|This article does not cite any sources. (December 2009)|
Metallic paint, also called polychromatic is a type of paint that is commonly used on new automobiles. Metallic paint can reveal the contours of bodywork more than non-metallic, or "solid" paint. Close-up, the small metal flakes included in the paint create a sparkling effect. This should not be confused with metal flake paint.[clarification needed]
Metallics nearly always consist of a base coat with a clear lacquer or urethane top coat for protection and extra gloss. Historically, it was difficult to achieve an invisible repair if the paint was damaged because it is critical at which angle the flakes in the paint lie. Modern techniques have more or less eliminated this problem.
Two rarer variations are pearlescent paint, which appears as subtly different colours depending on the angle and intensity of the light, and "flip" colours where the colour changes more radically (e.g. from purple to orange) depending on the viewing angle. Flip colours have been used by Nissan on some special parts, and are frequently associated with TVR cars.
A final variation, hardly ever used on automobiles but common on bikes and motorcycles, is "flamboyant" or "candy apple" paint. This consists of a metallic silver base coat covered with a translucent coloured lacquer, or more commonly urethane. Flamboyant paint gives an unusual effect of depth, but is almost impossible to touch up after damage without leaving an obvious mark.
Luxury car manufacturers (particularly German marques such as BMW and Mercedes-Benz) almost always charge a premium for the "option" of metallic paint on a new vehicle. This is often considered a captive market as metallic paints usually account for all but one or two of the colors from the palette available (only red, black, and white are available as solid colors from many brands). Buyers may choose to pay it, in some cases merely to maintain resale value.

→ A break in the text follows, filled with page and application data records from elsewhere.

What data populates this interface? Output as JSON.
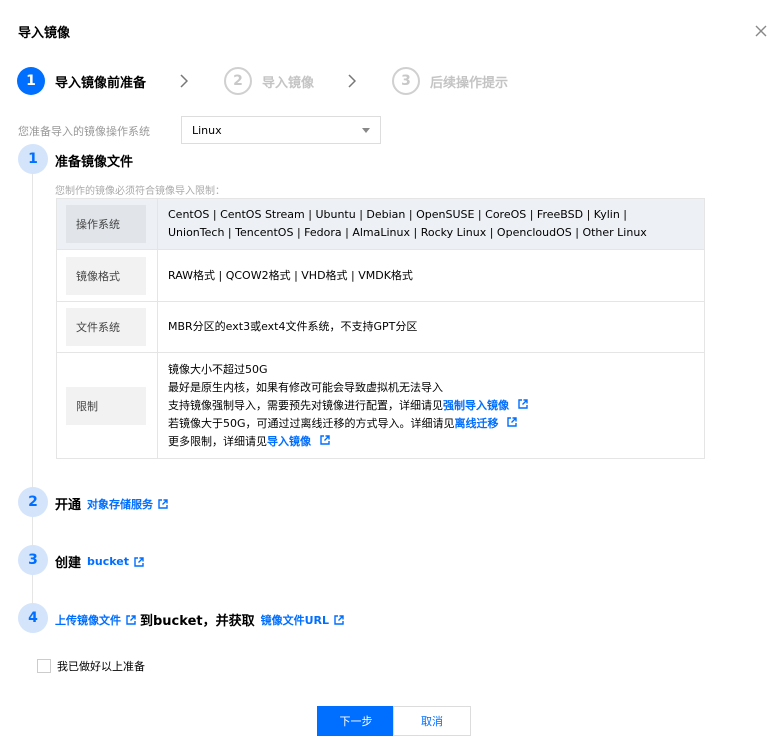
{
  "dialog": {
    "title": "导入镜像"
  },
  "steps": [
    {
      "num": "1",
      "label": "导入镜像前准备",
      "active": true
    },
    {
      "num": "2",
      "label": "导入镜像",
      "active": false
    },
    {
      "num": "3",
      "label": "后续操作提示",
      "active": false
    }
  ],
  "os": {
    "label": "您准备导入的镜像操作系统",
    "value": "Linux"
  },
  "sections": {
    "s1": {
      "num": "1",
      "title": "准备镜像文件",
      "hint": "您制作的镜像必须符合镜像导入限制："
    },
    "s2": {
      "num": "2",
      "prefix": "开通",
      "link": "对象存储服务"
    },
    "s3": {
      "num": "3",
      "prefix": "创建",
      "link": "bucket"
    },
    "s4": {
      "num": "4",
      "link1": "上传镜像文件",
      "middle": "到bucket，并获取",
      "link2": "镜像文件URL"
    }
  },
  "table": {
    "os_key": "操作系统",
    "os_line1": "CentOS | CentOS Stream | Ubuntu | Debian | OpenSUSE | CoreOS | FreeBSD | Kylin |",
    "os_line2": "UnionTech | TencentOS | Fedora | AlmaLinux | Rocky Linux | OpencloudOS | Other Linux",
    "format_key": "镜像格式",
    "format_val": "RAW格式 | QCOW2格式 | VHD格式 | VMDK格式",
    "fs_key": "文件系统",
    "fs_val": "MBR分区的ext3或ext4文件系统，不支持GPT分区",
    "limit_key": "限制",
    "limit_l1": "镜像大小不超过50G",
    "limit_l2": "最好是原生内核，如果有修改可能会导致虚拟机无法导入",
    "limit_l3": "支持镜像强制导入，需要预先对镜像进行配置，详细请见",
    "limit_l3_link": "强制导入镜像",
    "limit_l4": "若镜像大于50G，可通过过离线迁移的方式导入。详细请见",
    "limit_l4_link": "离线迁移",
    "limit_l5": "更多限制，详细请见",
    "limit_l5_link": "导入镜像"
  },
  "checkbox": {
    "label": "我已做好以上准备",
    "checked": false
  },
  "buttons": {
    "next": "下一步",
    "cancel": "取消"
  },
  "colors": {
    "primary": "#006eff",
    "circle_bg": "#d4e4fb",
    "highlight_row": "#edf0f4"
  }
}
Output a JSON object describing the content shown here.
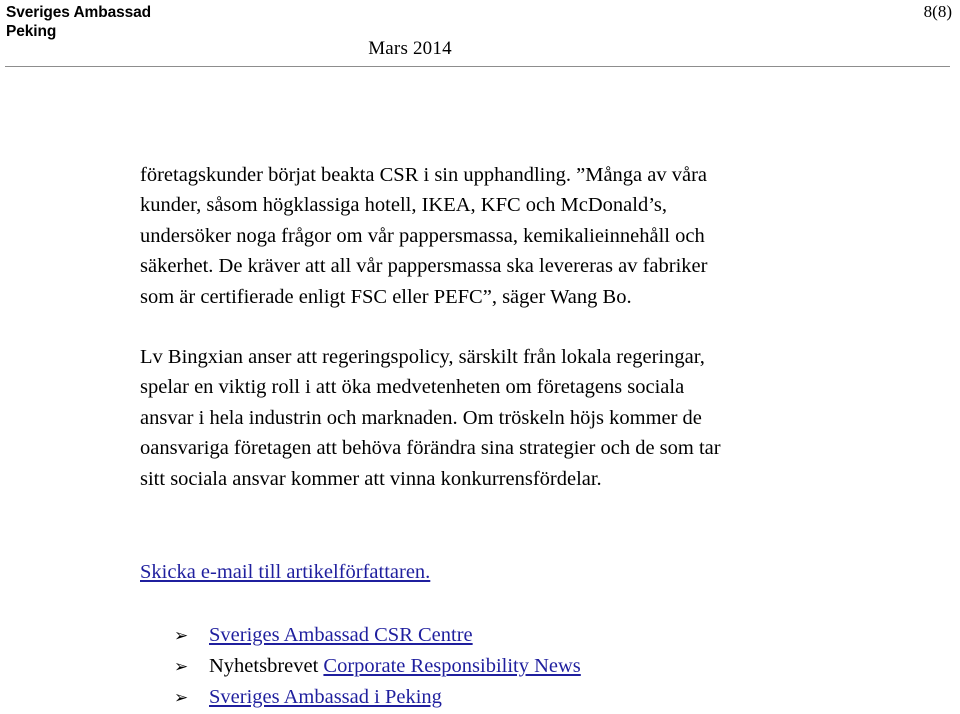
{
  "header": {
    "org_line1": "Sveriges Ambassad",
    "org_line2": "Peking",
    "page_number": "8(8)",
    "date": "Mars 2014"
  },
  "body": {
    "paragraph1_lines": [
      "företagskunder börjat beakta CSR i sin upphandling. ”Många av våra",
      "kunder, såsom högklassiga hotell, IKEA, KFC och McDonald’s,",
      "undersöker noga frågor om vår pappersmassa, kemikalieinnehåll och",
      "säkerhet. De kräver att all vår pappersmassa ska levereras av fabriker",
      "som är certifierade enligt FSC eller PEFC”, säger Wang Bo."
    ],
    "paragraph2_lines": [
      "Lv Bingxian anser att regeringspolicy, särskilt från lokala regeringar,",
      "spelar en viktig roll i att öka medvetenheten om företagens sociala",
      "ansvar i hela industrin och marknaden. Om tröskeln höjs kommer de",
      "oansvariga företagen att behöva förändra sina strategier och de som tar",
      "sitt sociala ansvar kommer att vinna konkurrensfördelar."
    ]
  },
  "links": {
    "email_author": "Skicka e-mail till artikelförfattaren.",
    "bullet_glyph": "➢",
    "list": [
      {
        "prefix": "",
        "link_text": "Sveriges Ambassad CSR Centre"
      },
      {
        "prefix": "Nyhetsbrevet ",
        "link_text": "Corporate Responsibility News"
      },
      {
        "prefix": "",
        "link_text": "Sveriges Ambassad i Peking"
      }
    ]
  },
  "colors": {
    "link": "#1f1f9e",
    "text": "#000000",
    "rule": "#8d8d8d"
  }
}
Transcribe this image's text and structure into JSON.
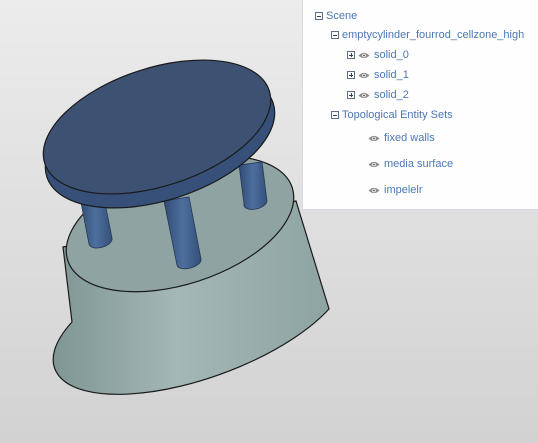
{
  "tree": {
    "scene": {
      "label": "Scene",
      "icon": "minus-toggle-icon"
    },
    "model": {
      "label": "emptycylinder_fourrod_cellzone_high",
      "icon": "minus-toggle-icon"
    },
    "solids": [
      {
        "label": "solid_0",
        "icon": "plus-toggle-icon"
      },
      {
        "label": "solid_1",
        "icon": "plus-toggle-icon"
      },
      {
        "label": "solid_2",
        "icon": "plus-toggle-icon"
      }
    ],
    "sets": {
      "label": "Topological Entity Sets",
      "icon": "minus-toggle-icon"
    },
    "entities": [
      {
        "label": "fixed walls",
        "icon": "eye-icon"
      },
      {
        "label": "media surface",
        "icon": "eye-icon"
      },
      {
        "label": "impelelr",
        "icon": "eye-icon"
      }
    ]
  },
  "colors": {
    "link": "#4a78b5",
    "disc_top": "#3d5273",
    "rod": "#44638f",
    "cylinder": "#93a8a7"
  }
}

The price premium for metallic paint is GBP 500 or USD 1000 for a large car, while pearlescent paint (such as White Diamond Pearl) is even more expensive. For BMW Canada and BMW North America, the metallic paint premium applies to entry-level offerings such as the BMW 3 Series (resulting in a disproportionate number of 3 Series cars sold in the late 2000s being white) and the BMW X1, while more expensive cars such as the BMW 5 Series have metallic paint as a no-charge option.
Given that having a car subsequently resprayed in a metallic color is no more expensive than for a solid color, many consider the price premium for metallic paint as a way to boost the base price of a luxury car. Japanese luxury marques and many mass market brands usually do not charge extra for metallic paint.